*TASK PROMPT*. Here is a listing. Write it out again without a single difference.

*SUPPLIED DATA*.
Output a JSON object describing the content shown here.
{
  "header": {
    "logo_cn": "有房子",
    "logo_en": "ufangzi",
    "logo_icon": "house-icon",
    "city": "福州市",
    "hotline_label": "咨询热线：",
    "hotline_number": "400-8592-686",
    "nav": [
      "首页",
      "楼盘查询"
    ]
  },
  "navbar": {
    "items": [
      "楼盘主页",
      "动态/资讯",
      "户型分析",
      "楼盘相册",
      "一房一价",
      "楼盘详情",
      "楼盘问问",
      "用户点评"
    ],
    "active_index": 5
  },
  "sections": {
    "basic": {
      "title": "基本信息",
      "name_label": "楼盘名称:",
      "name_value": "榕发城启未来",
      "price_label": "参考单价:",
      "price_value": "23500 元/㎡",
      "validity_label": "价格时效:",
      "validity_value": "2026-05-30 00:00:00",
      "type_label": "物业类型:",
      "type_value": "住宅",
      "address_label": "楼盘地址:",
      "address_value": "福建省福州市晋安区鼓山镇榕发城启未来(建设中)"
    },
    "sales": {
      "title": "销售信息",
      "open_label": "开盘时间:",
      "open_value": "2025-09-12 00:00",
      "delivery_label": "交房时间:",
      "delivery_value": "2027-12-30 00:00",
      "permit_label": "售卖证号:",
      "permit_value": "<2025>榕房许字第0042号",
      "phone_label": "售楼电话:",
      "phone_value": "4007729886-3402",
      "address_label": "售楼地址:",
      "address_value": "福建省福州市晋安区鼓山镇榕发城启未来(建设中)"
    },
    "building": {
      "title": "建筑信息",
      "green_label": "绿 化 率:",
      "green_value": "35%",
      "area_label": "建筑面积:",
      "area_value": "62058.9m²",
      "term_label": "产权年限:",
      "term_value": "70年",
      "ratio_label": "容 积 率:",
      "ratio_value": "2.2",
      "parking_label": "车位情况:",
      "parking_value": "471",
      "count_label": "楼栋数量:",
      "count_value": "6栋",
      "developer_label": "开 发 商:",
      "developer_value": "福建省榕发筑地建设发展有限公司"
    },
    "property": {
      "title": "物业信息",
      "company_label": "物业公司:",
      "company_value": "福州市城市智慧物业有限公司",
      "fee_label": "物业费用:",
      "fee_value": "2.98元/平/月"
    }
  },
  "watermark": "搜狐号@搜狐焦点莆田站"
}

*ANSWER AREA*.
Output a JSON object describing the content shown here.
{
  "header": {
    "logo_cn": "有房子",
    "logo_en": "ufangzi",
    "logo_icon": "house-icon",
    "city": "福州市",
    "hotline_label": "咨询热线：",
    "hotline_number": "400-8592-686",
    "nav": [
      "首页",
      "楼盘查询"
    ]
  },
  "navbar": {
    "items": [
      "楼盘主页",
      "动态/资讯",
      "户型分析",
      "楼盘相册",
      "一房一价",
      "楼盘详情",
      "楼盘问问",
      "用户点评"
    ],
    "active_index": 5
  },
  "sections": {
    "basic": {
      "title": "基本信息",
      "name_label": "楼盘名称:",
      "name_value": "榕发城启未来",
      "price_label": "参考单价:",
      "price_value": "23500 元/㎡",
      "validity_label": "价格时效:",
      "validity_value": "2026-05-30 00:00:00",
      "type_label": "物业类型:",
      "type_value": "住宅",
      "address_label": "楼盘地址:",
      "address_value": "福建省福州市晋安区鼓山镇榕发城启未来(建设中)"
    },
    "sales": {
      "title": "销售信息",
      "open_label": "开盘时间:",
      "open_value": "2025-09-12 00:00",
      "delivery_label": "交房时间:",
      "delivery_value": "2027-12-30 00:00",
      "permit_label": "售卖证号:",
      "permit_value": "<2025>榕房许字第0042号",
      "phone_label": "售楼电话:",
      "phone_value": "4007729886-3402",
      "address_label": "售楼地址:",
      "address_value": "福建省福州市晋安区鼓山镇榕发城启未来(建设中)"
    },
    "building": {
      "title": "建筑信息",
      "green_label": "绿 化 率:",
      "green_value": "35%",
      "area_label": "建筑面积:",
      "area_value": "62058.9m²",
      "term_label": "产权年限:",
      "term_value": "70年",
      "ratio_label": "容 积 率:",
      "ratio_value": "2.2",
      "parking_label": "车位情况:",
      "parking_value": "471",
      "count_label": "楼栋数量:",
      "count_value": "6栋",
      "developer_label": "开 发 商:",
      "developer_value": "福建省榕发筑地建设发展有限公司"
    },
    "property": {
      "title": "物业信息",
      "company_label": "物业公司:",
      "company_value": "福州市城市智慧物业有限公司",
      "fee_label": "物业费用:",
      "fee_value": "2.98元/平/月"
    }
  },
  "watermark": "搜狐号@搜狐焦点莆田站"
}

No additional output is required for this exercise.